Comic Book:
Drawing Head and Profile

Here at Online Comic Heroes, part of my goal is to help you by providing good quality drawing lessons and article.  I have been creating comic books and comic art for over seventeen years.  This lesson is meant to talk you through creating the head, face and profile of your super hero.  There are no hard and fast rules when you are sketching, what works for one person may not for another.  If you find this article helpful, I would like to encourage you to let me know.

Capturing a heroic pose is essential when you are drawing your lead characters. Some people find different elements of the figure come quite natural and other struggle.  What I hope to impart with this and other lessons is an added confidence in your abilities.  When you are just starting out, work with different methods until you find your natural rhythm.  I still like to have reference images available for action scenes and poses, I have been doing this for over seventeen years.  To start, the head can be likened to an egg.  The cranium is the wider part and the chin the narrow end.  Remember that you are working to capture a three dimensional form.
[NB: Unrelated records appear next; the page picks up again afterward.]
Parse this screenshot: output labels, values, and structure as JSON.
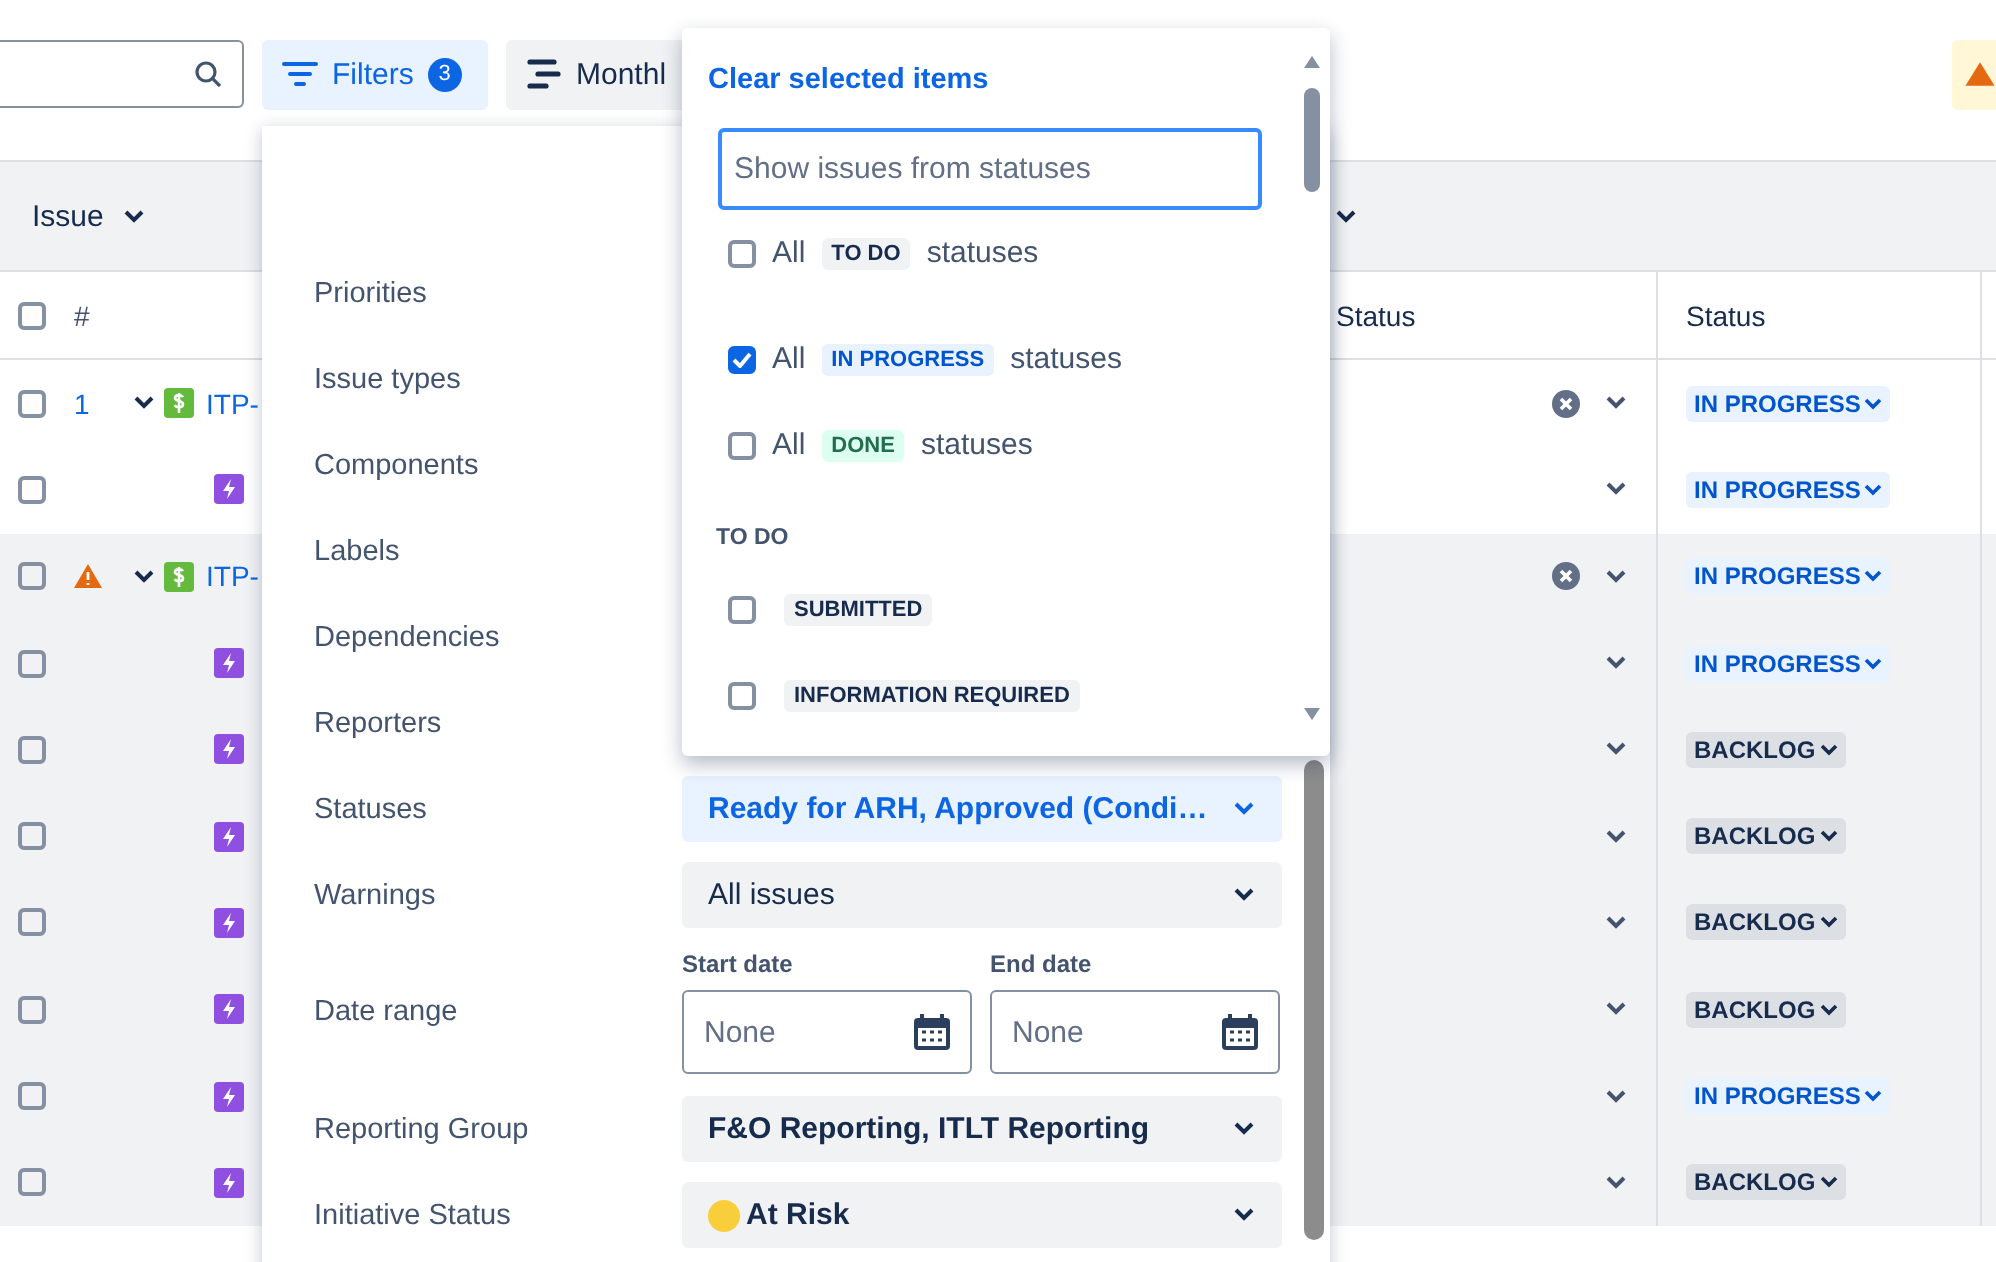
{
  "toolbar": {
    "filters": {
      "label": "Filters",
      "count": "3",
      "active": true
    },
    "view": {
      "label": "Monthl"
    }
  },
  "table": {
    "group_header": {
      "label": "Issue"
    },
    "select_all": {
      "checked": false
    },
    "columns": [
      {
        "label": "#"
      },
      {
        "label": "Status"
      },
      {
        "label": "Status"
      }
    ],
    "rows": [
      {
        "checked": false,
        "number": "1",
        "expanded": true,
        "key": "ITP-",
        "clearable": true,
        "status": {
          "label": "IN PROGRESS",
          "kind": "progress"
        },
        "highlighted": false,
        "children": [
          {
            "checked": false,
            "status": {
              "label": "IN PROGRESS",
              "kind": "progress"
            }
          }
        ]
      },
      {
        "checked": false,
        "warning": true,
        "expanded": true,
        "key": "ITP-",
        "clearable": true,
        "status": {
          "label": "IN PROGRESS",
          "kind": "progress"
        },
        "highlighted": true,
        "children": [
          {
            "checked": false,
            "status": {
              "label": "IN PROGRESS",
              "kind": "progress"
            }
          },
          {
            "checked": false,
            "status": {
              "label": "BACKLOG",
              "kind": "todo"
            }
          },
          {
            "checked": false,
            "status": {
              "label": "BACKLOG",
              "kind": "todo"
            }
          },
          {
            "checked": false,
            "status": {
              "label": "BACKLOG",
              "kind": "todo"
            }
          },
          {
            "checked": false,
            "status": {
              "label": "BACKLOG",
              "kind": "todo"
            }
          },
          {
            "checked": false,
            "status": {
              "label": "IN PROGRESS",
              "kind": "progress"
            }
          },
          {
            "checked": false,
            "status": {
              "label": "BACKLOG",
              "kind": "todo"
            }
          }
        ]
      }
    ]
  },
  "filter_panel": {
    "fields": [
      {
        "label": "Priorities"
      },
      {
        "label": "Issue types"
      },
      {
        "label": "Components"
      },
      {
        "label": "Labels"
      },
      {
        "label": "Dependencies"
      },
      {
        "label": "Reporters"
      },
      {
        "label": "Statuses",
        "control": {
          "kind": "select",
          "value": "Ready for ARH, Approved (Condi…",
          "selected": true,
          "filled": true
        }
      },
      {
        "label": "Warnings",
        "control": {
          "kind": "select",
          "value": "All issues",
          "selected": false,
          "filled": false
        }
      },
      {
        "label": "Date range",
        "control": {
          "kind": "dates",
          "start": {
            "label": "Start date",
            "placeholder": "None"
          },
          "end": {
            "label": "End date",
            "placeholder": "None"
          }
        }
      },
      {
        "label": "Reporting Group",
        "control": {
          "kind": "select",
          "value": "F&O Reporting, ITLT Reporting",
          "selected": false,
          "filled": true
        }
      },
      {
        "label": "Initiative Status",
        "control": {
          "kind": "select",
          "value": "At Risk",
          "selected": false,
          "filled": true,
          "color": "#f8cf3a"
        }
      }
    ]
  },
  "status_dropdown": {
    "link": "Clear selected items",
    "search": {
      "placeholder": "Show issues from statuses"
    },
    "category_options": [
      {
        "prefix": "All",
        "status": {
          "label": "TO DO",
          "kind": "todo"
        },
        "suffix": "statuses",
        "checked": false
      },
      {
        "prefix": "All",
        "status": {
          "label": "IN PROGRESS",
          "kind": "progress"
        },
        "suffix": "statuses",
        "checked": true
      },
      {
        "prefix": "All",
        "status": {
          "label": "DONE",
          "kind": "done"
        },
        "suffix": "statuses",
        "checked": false
      }
    ],
    "sections": [
      {
        "title": "TO DO",
        "options": [
          {
            "status": {
              "label": "SUBMITTED",
              "kind": "todo"
            },
            "checked": false
          },
          {
            "status": {
              "label": "INFORMATION REQUIRED",
              "kind": "todo"
            },
            "checked": false
          }
        ]
      }
    ]
  }
}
That is your starting point. 

Create a curving center line down the middle, this will help you place the nose and other features as you continue.  The eye line is approximately half way down, draw a horizontal line with the ends curving upward.  

Drawing Head and Profile: Tips

I always would recommend a light pencil line for these guidelines.  Remember you will want to erase these once you have the basics in place.  The basic proportions equal five eye widths across. The two nostrils at the bottom of the nose is equal to the distance between the eyes.  The top of your characters ears should match up to the eye brows.  The ear lobe comes down to the bottom of the nose.  The mouth to the eyes pupils. As you bring more finishing details in, again I would encourage having reference images of emotions and a range of facial expressions (Fear, Anger, Determination, Happiness). 

One really cool technique if you have a small work space and do not want a library of references is to have a small cosmetic mirror near your desk.  Make the faces you want to portray.  For the comic art effect to come through I have read that you need to show extremely exaggerated emotion, the most extreme.  To this I can understand the thinking, you are trying to capture on flat panels a still image and something your readers will immediately understand when they see it.  See the lesson of the extremes of art.  For now let us return to your character, the hero should have that strong square jaw, clear good eyes and a winning smile.  All of these elements should still come through even if your character wares a mask.

Let us move on to profile and angled sketching.  Capturing the details of the face in profile is not easy if you are just starting out.  Just keep practicing whenever you have the time.  I read in an interview that "Joe Kubert" would draw on anything he had available, even cardboard box paper See more in "An artists Legend".

Magazines are great reference sources, celebrity photos are everywhere, or even easier now your smart phone or android, a digital reference a few seconds to retrieve whatever you need.  The eye should be about even with the bridge of the nose.  Remember the ear measurements, now you need to avoid the mistake of placing the ear in the middle of the head.  It should be roughly three quarters of the way back.  A mistake many people make is drawing the neck to narrow.  Especially when your hero is muscular you need to remember the neck will be thick and supports the heroes head well.  You do not want to get stale with your action poses, head on or just the side shot.  Show you have skill by drawing your character in many angles of action.  Practice practice, and practice some more.  I will be the first to admit it is challenging but doing angled images well will definitely distance you from the competition.

More challenging from your heroes head is the leading lady.  The female head and face is much softer and delicate then the mans, and much more difficult to get right in my opinion.  The eyes, eye brow, and mouth really show what your female character is doing and thinking.  See the lesson on eyes for more helpful tips.      

I can help you create your own comic book.

I work with creators and writers to bring their ideas to the page.